Right now you lay napping on the bed two feet away from me. You are napping on top of a few blankets that are rather messily arranged and that cradle your body comfortably. You are zonked out. Your brother is jumping around and dancing to some music that is playing, and the lights are on. When something startles you you open your eyes, meet my gaze, smile at my smile and you fall back to sleep with that simple reassurance.
This is how I am teaching you about sleep. At night I respond to you when you need me. I snuggle you close and nurse you on demand. I pat your back and rub your head and I whisper to you in a soft and sleepy voice. During the day I let you sleep however you are comfortable sleeping and I hover nearby while I do the things that need to be done and while I play with your brothers, and when you startle awake I meet your eyes and smile and say “Shhh” and move over to stroke the hair from your forehead the way I do when we nurse. And you fall back to sleep knowing that you can safely sleep off those sleepies and that I am there.

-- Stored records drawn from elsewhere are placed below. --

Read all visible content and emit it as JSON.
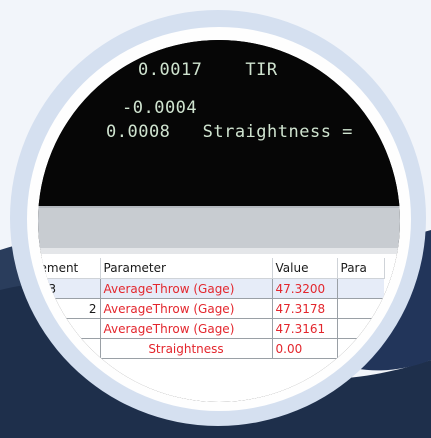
{
  "terminal": {
    "lines": [
      "0.0017    TIR",
      "-0.0004",
      "0.0008   Straightness ="
    ]
  },
  "table": {
    "headers": [
      "ement",
      "Parameter",
      "Value",
      "Para"
    ],
    "rows": [
      {
        "element": "t 3",
        "parameter": "AverageThrow (Gage)",
        "value": "47.3200"
      },
      {
        "element": "2",
        "parameter": "AverageThrow (Gage)",
        "value": "47.3178"
      },
      {
        "element": "",
        "parameter": "AverageThrow (Gage)",
        "value": "47.3161"
      },
      {
        "element": "",
        "parameter": "Straightness",
        "value": "0.00"
      }
    ]
  },
  "colors": {
    "terminal_bg": "#060606",
    "terminal_text": "#cfe3cf",
    "warning_text": "#e3262d",
    "ring_outer": "#d5e0f0",
    "navy_background": "#1e2f4b"
  }
}
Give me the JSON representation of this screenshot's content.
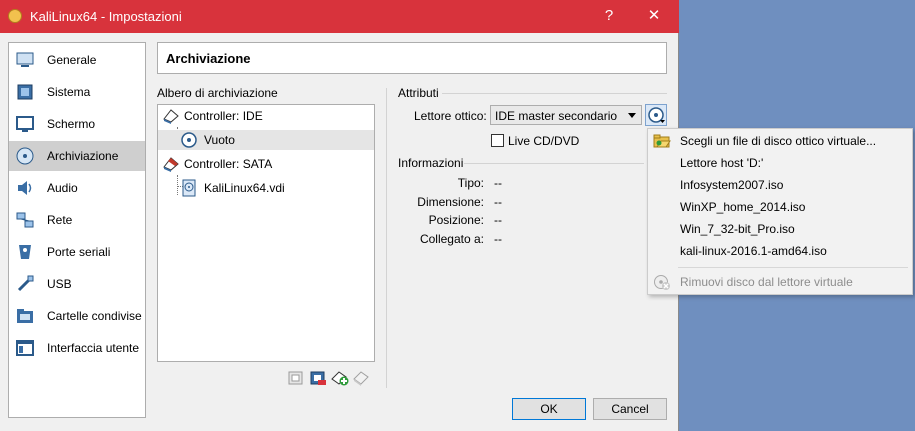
{
  "window": {
    "title": "KaliLinux64 - Impostazioni",
    "help_label": "?",
    "close_label": "✕"
  },
  "sidebar": {
    "items": [
      {
        "label": "Generale",
        "icon": "general-icon"
      },
      {
        "label": "Sistema",
        "icon": "system-icon"
      },
      {
        "label": "Schermo",
        "icon": "display-icon"
      },
      {
        "label": "Archiviazione",
        "icon": "storage-icon",
        "selected": true
      },
      {
        "label": "Audio",
        "icon": "audio-icon"
      },
      {
        "label": "Rete",
        "icon": "network-icon"
      },
      {
        "label": "Porte seriali",
        "icon": "serial-ports-icon"
      },
      {
        "label": "USB",
        "icon": "usb-icon"
      },
      {
        "label": "Cartelle condivise",
        "icon": "shared-folders-icon"
      },
      {
        "label": "Interfaccia utente",
        "icon": "user-interface-icon"
      }
    ]
  },
  "page_title": "Archiviazione",
  "storage_tree": {
    "label": "Albero di archiviazione",
    "controllers": [
      {
        "label": "Controller: IDE",
        "children": [
          {
            "label": "Vuoto",
            "type": "optical",
            "selected": true
          }
        ]
      },
      {
        "label": "Controller: SATA",
        "children": [
          {
            "label": "KaliLinux64.vdi",
            "type": "disk"
          }
        ]
      }
    ]
  },
  "attributes": {
    "label": "Attributi",
    "optical_drive_label": "Lettore ottico:",
    "optical_drive_value": "IDE master secondario",
    "live_cd_label": "Live CD/DVD",
    "live_cd_checked": false
  },
  "info": {
    "label": "Informazioni",
    "rows": [
      {
        "key": "Tipo:",
        "value": "--"
      },
      {
        "key": "Dimensione:",
        "value": "--"
      },
      {
        "key": "Posizione:",
        "value": "--"
      },
      {
        "key": "Collegato a:",
        "value": "--"
      }
    ]
  },
  "buttons": {
    "ok": "OK",
    "cancel": "Cancel"
  },
  "disc_menu": {
    "items": [
      {
        "label": "Scegli un file di disco ottico virtuale...",
        "icon": "folder-open-icon"
      },
      {
        "label": "Lettore host 'D:'"
      },
      {
        "label": "Infosystem2007.iso"
      },
      {
        "label": "WinXP_home_2014.iso"
      },
      {
        "label": "Win_7_32-bit_Pro.iso"
      },
      {
        "label": "kali-linux-2016.1-amd64.iso"
      }
    ],
    "remove_label": "Rimuovi disco dal lettore virtuale"
  },
  "colors": {
    "titlebar": "#d8333c",
    "desktop": "#6f8fbf",
    "selection": "#cfcfcf"
  }
}
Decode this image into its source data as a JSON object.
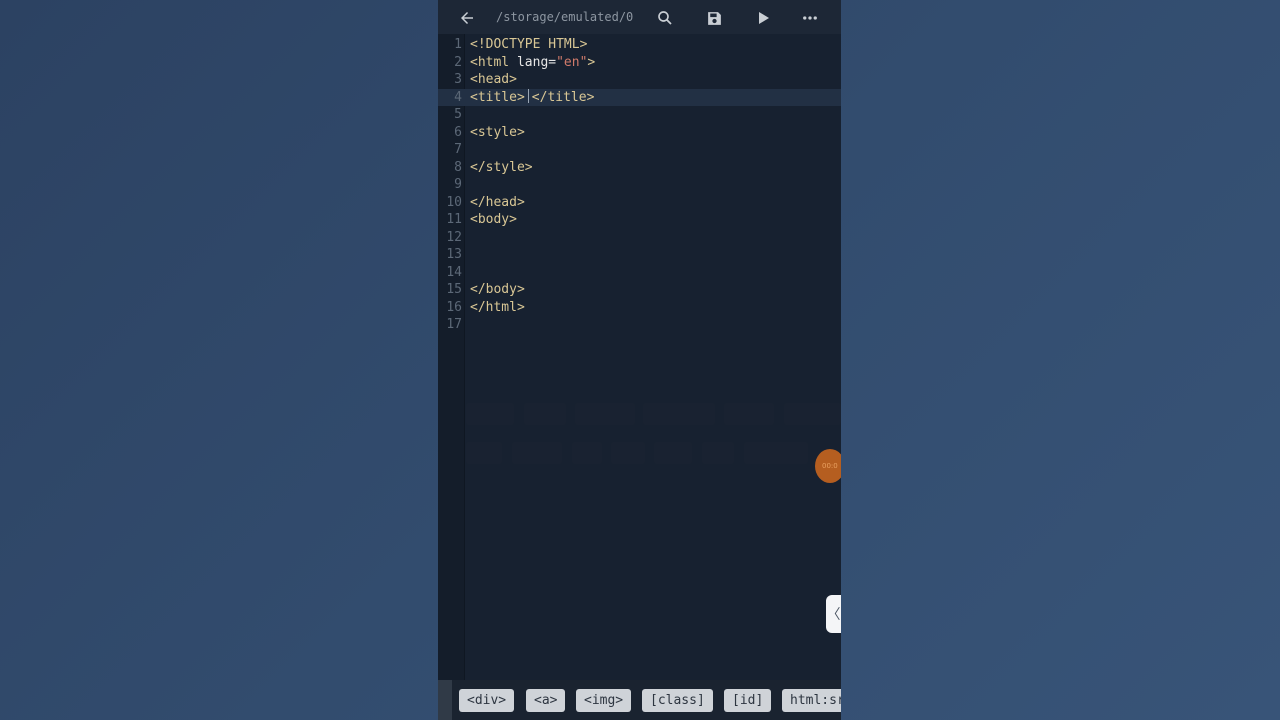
{
  "toolbar": {
    "back_icon": "arrow-left-icon",
    "path": "/storage/emulated/0",
    "search_icon": "search-icon",
    "save_icon": "save-icon",
    "run_icon": "play-icon",
    "more_icon": "more-horizontal-icon"
  },
  "editor": {
    "lines": [
      {
        "n": "1",
        "text": "<!DOCTYPE HTML>"
      },
      {
        "n": "2",
        "text": "<html lang=\"en\">"
      },
      {
        "n": "3",
        "text": "<head>"
      },
      {
        "n": "4",
        "text_before": "<title>",
        "text_after": "</title>",
        "active": true
      },
      {
        "n": "5",
        "text": ""
      },
      {
        "n": "6",
        "text": "<style>"
      },
      {
        "n": "7",
        "text": ""
      },
      {
        "n": "8",
        "text": "</style>"
      },
      {
        "n": "9",
        "text": ""
      },
      {
        "n": "10",
        "text": "</head>"
      },
      {
        "n": "11",
        "text": "<body>"
      },
      {
        "n": "12",
        "text": ""
      },
      {
        "n": "13",
        "text": ""
      },
      {
        "n": "14",
        "text": ""
      },
      {
        "n": "15",
        "text": "</body>"
      },
      {
        "n": "16",
        "text": "</html>"
      },
      {
        "n": "17",
        "text": ""
      }
    ]
  },
  "overlay": {
    "timer_text": "00:0",
    "side_tab_glyph": "〈"
  },
  "snippet_bar": {
    "chips": [
      "<div>",
      "<a>",
      "<img>",
      "[class]",
      "[id]",
      "html:sr"
    ]
  },
  "colors": {
    "editor_bg": "#172130",
    "tag": "#d9c795",
    "string": "#d07a6a",
    "fab": "#b55e20"
  }
}
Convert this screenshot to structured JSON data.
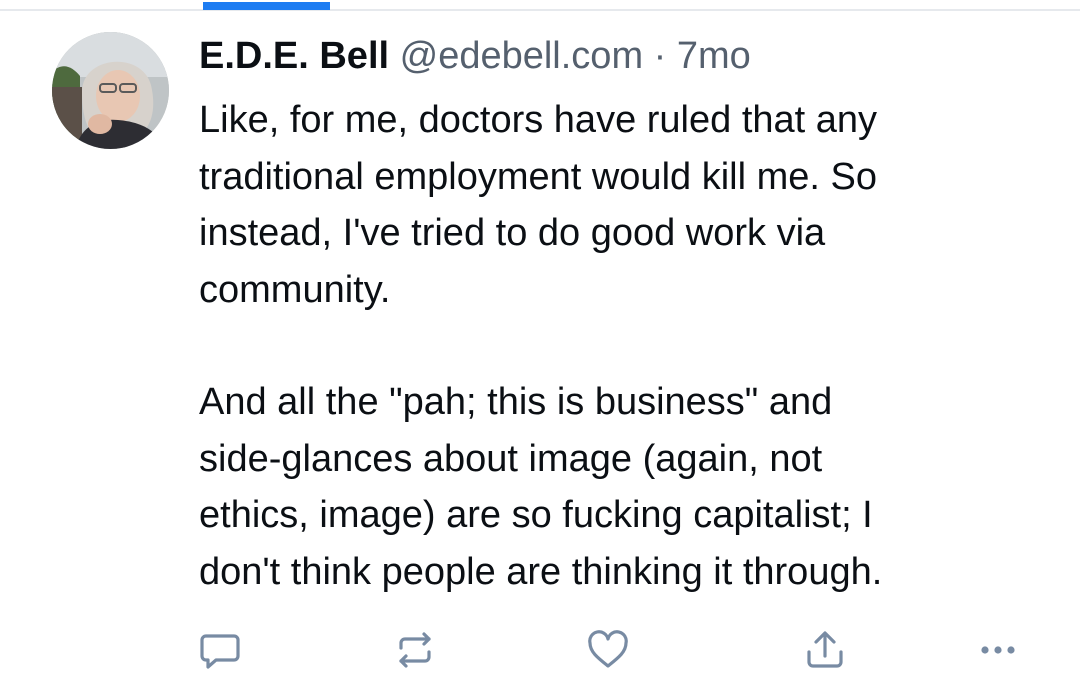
{
  "post": {
    "author": {
      "display_name": "E.D.E. Bell",
      "handle": "@edebell.com",
      "avatar_icon": "profile-photo"
    },
    "separator": "·",
    "timestamp": "7mo",
    "paragraphs": [
      "Like, for me, doctors have ruled that any\ntraditional employment would kill me. So\ninstead, I've tried to do good work via\ncommunity.",
      "And all the \"pah; this is business\" and\nside-glances about image (again, not\nethics, image) are so fucking capitalist; I\ndon't think people are thinking it through."
    ]
  },
  "actions": [
    {
      "name": "reply",
      "icon": "speech-bubble-icon"
    },
    {
      "name": "repost",
      "icon": "repost-arrows-icon"
    },
    {
      "name": "like",
      "icon": "heart-icon"
    },
    {
      "name": "share",
      "icon": "share-upload-icon"
    },
    {
      "name": "more",
      "icon": "ellipsis-icon"
    }
  ],
  "colors": {
    "accent": "#1d7cf2",
    "text": "#0b0f14",
    "muted": "#55606e",
    "icon": "#788ba3"
  }
}
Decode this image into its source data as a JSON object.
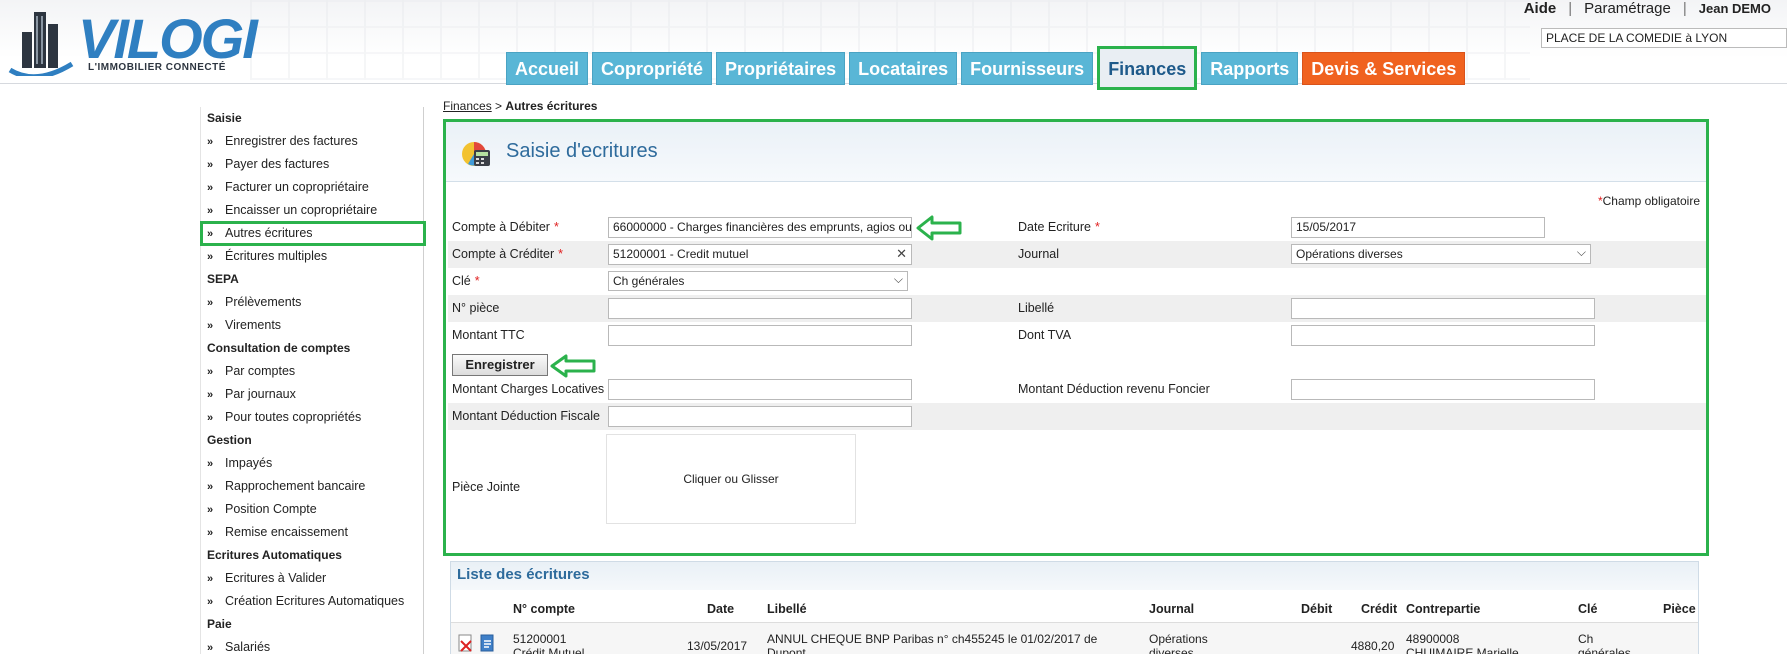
{
  "header": {
    "logo_text": "VILOGI",
    "logo_tagline": "L'IMMOBILIER CONNECTÉ",
    "links": {
      "aide": "Aide",
      "parametrage": "Paramétrage",
      "user": "Jean DEMO"
    },
    "site_select_value": "PLACE DE LA COMEDIE à LYON",
    "nav_tabs": [
      {
        "label": "Accueil"
      },
      {
        "label": "Copropriété"
      },
      {
        "label": "Propriétaires"
      },
      {
        "label": "Locataires"
      },
      {
        "label": "Fournisseurs"
      },
      {
        "label": "Finances"
      },
      {
        "label": "Rapports"
      },
      {
        "label": "Devis & Services"
      }
    ]
  },
  "sidebar": {
    "sections": [
      {
        "title": "Saisie",
        "items": [
          "Enregistrer des factures",
          "Payer des factures",
          "Facturer un copropriétaire",
          "Encaisser un copropriétaire",
          "Autres écritures",
          "Écritures multiples"
        ]
      },
      {
        "title": "SEPA",
        "items": [
          "Prélèvements",
          "Virements"
        ]
      },
      {
        "title": "Consultation de comptes",
        "items": [
          "Par comptes",
          "Par journaux",
          "Pour toutes copropriétés"
        ]
      },
      {
        "title": "Gestion",
        "items": [
          "Impayés",
          "Rapprochement bancaire",
          "Position Compte",
          "Remise encaissement"
        ]
      },
      {
        "title": "Ecritures Automatiques",
        "items": [
          "Ecritures à Valider",
          "Création Ecritures Automatiques"
        ]
      },
      {
        "title": "Paie",
        "items": [
          "Salariés"
        ]
      }
    ]
  },
  "breadcrumb": {
    "parent": "Finances",
    "separator": ">",
    "current": "Autres écritures"
  },
  "form": {
    "title": "Saisie d'ecritures",
    "required_note": "Champ obligatoire",
    "required_star": "*",
    "compte_debiter_label": "Compte à Débiter",
    "compte_debiter_value": "66000000 - Charges financières des emprunts, agios ou",
    "compte_crediter_label": "Compte à Créditer",
    "compte_crediter_value": "51200001 - Credit mutuel",
    "cle_label": "Clé",
    "cle_value": "Ch générales",
    "piece_label": "N° pièce",
    "montant_ttc_label": "Montant TTC",
    "date_label": "Date Ecriture",
    "date_value": "15/05/2017",
    "journal_label": "Journal",
    "journal_value": "Opérations diverses",
    "libelle_label": "Libellé",
    "tva_label": "Dont TVA",
    "save_label": "Enregistrer",
    "charges_locatives_label": "Montant Charges Locatives",
    "deduction_fiscale_label": "Montant Déduction Fiscale",
    "deduction_foncier_label": "Montant Déduction revenu Foncier",
    "piece_jointe_label": "Pièce Jointe",
    "dropzone_text": "Cliquer ou Glisser"
  },
  "list": {
    "title": "Liste des écritures",
    "columns": [
      "N° compte",
      "Date",
      "Libellé",
      "Journal",
      "Débit",
      "Crédit",
      "Contrepartie",
      "Clé",
      "Pièce"
    ],
    "rows": [
      {
        "compte": "51200001",
        "compte2": "Crédit Mutuel",
        "date": "13/05/2017",
        "libelle": "ANNUL CHEQUE BNP Paribas n° ch455245 le 01/02/2017 de",
        "libelle2": "Dupont",
        "journal": "Opérations",
        "journal2": "diverses",
        "debit": "",
        "credit": "4880,20",
        "contrepartie": "48900008",
        "contrepartie2": "CHUIMAIRE Marielle",
        "cle": "Ch",
        "cle2": "générales"
      }
    ]
  },
  "colors": {
    "accent_green": "#2bb24c",
    "nav_blue": "#59b6d6",
    "nav_orange": "#f0621f",
    "title_blue": "#2e6b9c"
  }
}
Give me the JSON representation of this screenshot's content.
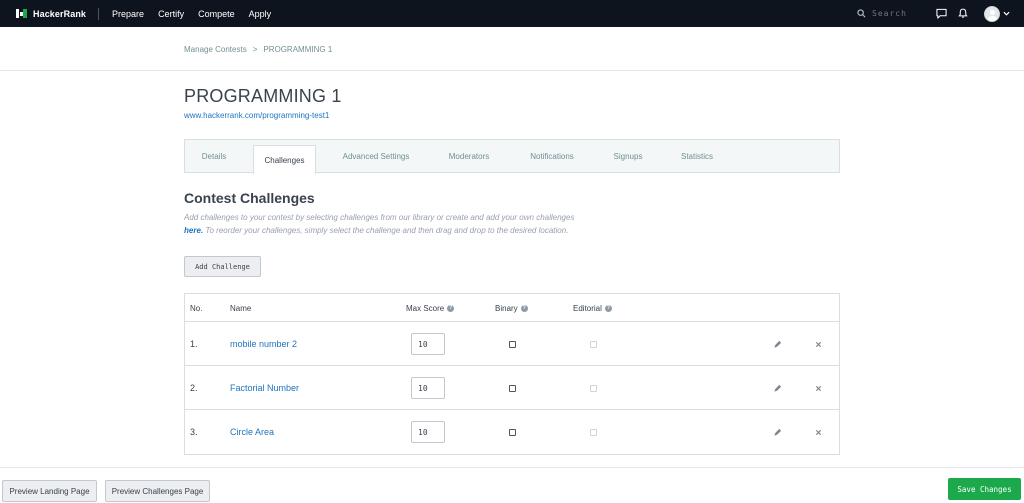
{
  "nav": {
    "brand": "HackerRank",
    "links": [
      "Prepare",
      "Certify",
      "Compete",
      "Apply"
    ],
    "search_placeholder": "Search"
  },
  "breadcrumb": {
    "parent": "Manage Contests",
    "separator": ">",
    "current": "PROGRAMMING 1"
  },
  "contest": {
    "title": "PROGRAMMING 1",
    "url": "www.hackerrank.com/programming-test1"
  },
  "tabs": [
    {
      "label": "Details",
      "active": false
    },
    {
      "label": "Challenges",
      "active": true
    },
    {
      "label": "Advanced Settings",
      "active": false
    },
    {
      "label": "Moderators",
      "active": false
    },
    {
      "label": "Notifications",
      "active": false
    },
    {
      "label": "Signups",
      "active": false
    },
    {
      "label": "Statistics",
      "active": false
    }
  ],
  "challenges_section": {
    "title": "Contest Challenges",
    "desc_part1": "Add challenges to your contest by selecting challenges from our library or create and add your own challenges ",
    "desc_link": "here.",
    "desc_part2": " To reorder your challenges, simply select the challenge and then drag and drop to the desired location.",
    "add_button": "Add Challenge"
  },
  "table": {
    "headers": {
      "no": "No.",
      "name": "Name",
      "max_score": "Max Score",
      "binary": "Binary",
      "editorial": "Editorial"
    },
    "rows": [
      {
        "no": "1.",
        "name": "mobile number 2",
        "score": "10"
      },
      {
        "no": "2.",
        "name": "Factorial Number",
        "score": "10"
      },
      {
        "no": "3.",
        "name": "Circle Area",
        "score": "10"
      }
    ]
  },
  "footer": {
    "preview_landing": "Preview Landing Page",
    "preview_challenges": "Preview Challenges Page",
    "save": "Save Changes"
  },
  "colors": {
    "nav_bg": "#0e141e",
    "link": "#1f74c0",
    "save_green": "#1ba94c"
  }
}
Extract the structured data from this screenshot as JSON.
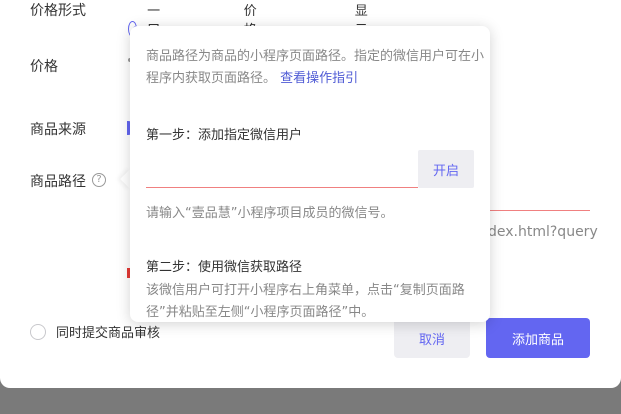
{
  "form": {
    "price_form_label": "价格形式",
    "price_form_options": [
      "一口价",
      "价格区间",
      "显示折扣价"
    ],
    "price_label": "价格",
    "source_label": "商品来源",
    "path_label": "商品路径",
    "path_hint_partial": "dex.html?query",
    "help_icon_glyph": "?",
    "audit_label": "同时提交商品审核"
  },
  "popover": {
    "intro_text": "商品路径为商品的小程序页面路径。指定的微信用户可在小程序内获取页面路径。",
    "guide_link": "查看操作指引",
    "step1_title": "第一步：添加指定微信用户",
    "user_input_value": "",
    "open_button": "开启",
    "input_tip": "请输入“壹品慧”小程序项目成员的微信号。",
    "step2_title": "第二步：使用微信获取路径",
    "step2_text": "该微信用户可打开小程序右上角菜单，点击“复制页面路径”并粘贴至左侧“小程序页面路径”中。"
  },
  "actions": {
    "cancel": "取消",
    "add_product": "添加商品"
  },
  "colors": {
    "accent": "#6366f1",
    "error": "#f08080",
    "link": "#4f5bd5"
  }
}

I’m not teaching you bad habits. I’m teaching you that sleep is safe. When you are older and able to understand the permanent fixture that I am in your life, and when you are able to safely sleep in a comfortable way at night in whatever position your little body wants to be in.. When you are ready to leave behind that firm crib mattress that feels like a lightly padded brick.. When you can arrange your blankets and snuggle up to your pillow and whatever stuffed animal you like the best.. Then I will teach you about how lovely it is to nestle down safe in the darkness in your own warm room. And you’ll sleep just as your brothers sleep. Through the night, through the dark, until the sun rises and the house wakes up as each of us start our day.
I don’t know if I believe that “Crying it Out” is a Horrible Terrible Guaranteed to Horribly and Terribly Damage Infants for Life. I don’t know if I believe that I positively have to co-sleep with you until you run from our bed singing some sort of song about liberation and independence and excited to start college the next day.
This is simply the relationship that I choose to have with you, where I respect the pace at which you learn and I recognize all the stages you go through and all the hard work that you’re putting in to this whole “growing up” thing.
Why do I need to interrupt your learning to “train” you to do something that you’re learning all on your own as your body settles into itself?
I don’t. I won’t. I trust you enough to wait it out and let you set the pace you need.